Resources for Early Chidhood Education Reduced in Missouri
JEFFERSON CITY - Missouri children are receiving millions of dollars less from the state this fiscal year compared to last.
Both the Department of Social Services and the Department of Elementary and Secondary Education have reduced funding for early childhood education. Some low-income parents find it difficult to provide good care for their children after they lost free services.
Kristin Walker is a single mother who works eight to 12 hours during the day. In the evening, she is a full time student working on her second degree in nursing. She had to wait two years before she could enroll her daughter Mackenzie in the Early Head Start class this March. However, Mackenzie's free care at Jefferson City Daycare Center only lasted for four months. Walker lost her slot during a $3 million budget cut in the state-funded Early Head Start program. Now Walker has to pay $260 every month in order to put Mackenzie in the same daycare center.
"Being a single parent, I think it is a huge portion of your income," Walker said.
360 families in Missouri have lost state-funded Early Head Start services since July. In addition to cuts to Early Head Start, the Department of Social Services has also seen a $3.07 million budget cut from Accreditation Facilitation Services and $3.69 million from the Start-Up/Expansion program.
Money for early childhood education under the Department of Elementary and Secondary Education has been cut, too. The Missouri Preschool Project core, which used to create new preschool classrooms, was reduced from $11.7 million to $8.3 million. As a result, there will be no awards for new MPP classes this fiscal year.

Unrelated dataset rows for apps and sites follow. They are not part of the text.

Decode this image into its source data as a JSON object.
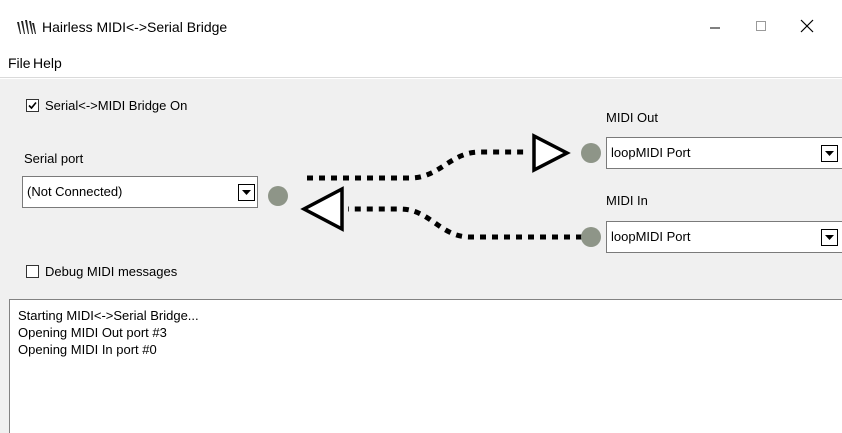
{
  "window": {
    "title": "Hairless MIDI<->Serial Bridge",
    "icon": "hairless-app-icon",
    "controls": {
      "minimize_icon": "minimize-icon",
      "maximize_icon": "maximize-icon",
      "close_icon": "close-icon"
    }
  },
  "menu": {
    "items": [
      "File",
      "Help"
    ]
  },
  "bridge": {
    "label": "Serial<->MIDI Bridge On",
    "checked": true
  },
  "serial": {
    "label": "Serial port",
    "value": "(Not Connected)"
  },
  "midi_out": {
    "label": "MIDI Out",
    "value": "loopMIDI Port"
  },
  "midi_in": {
    "label": "MIDI In",
    "value": "loopMIDI Port"
  },
  "debug": {
    "label": "Debug MIDI messages",
    "checked": false
  },
  "log": {
    "lines": [
      "Starting MIDI<->Serial Bridge...",
      "Opening MIDI Out port #3",
      "Opening MIDI In port #0"
    ]
  },
  "colors": {
    "led": "#8e9588",
    "client_bg": "#f0f0f0"
  }
}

Jean Ispa is the co-chair of the MU Department of Human Development and Family Studies. Ispa said children who lack of good childhood education might feel difficult to catch up with peers.
"You know whenever you start with a shaky foundation, it's harder to build on it and change it," Ispa said. "It's a lot easier to start well, and then you can keep building on it."
The state has launched a "Top 10 by 20" initiative, which aims to rank Missouri students' achievement among the top 10 states by 2020. Goal 2 of this initiative addresses early childhood education. However, some strategies and actions under this goal are in jeopardy because of budget cuts.
DESE Communications Coordinator Sarah Potter said, "We know that compared to other states, the funding is very low. We were around 35th before, and we have even less funding now. So our state keeps falling in terms of support early childhood education."
Potter said DESE plans to submit a supplemental budget request for early childhood education in January, 2013.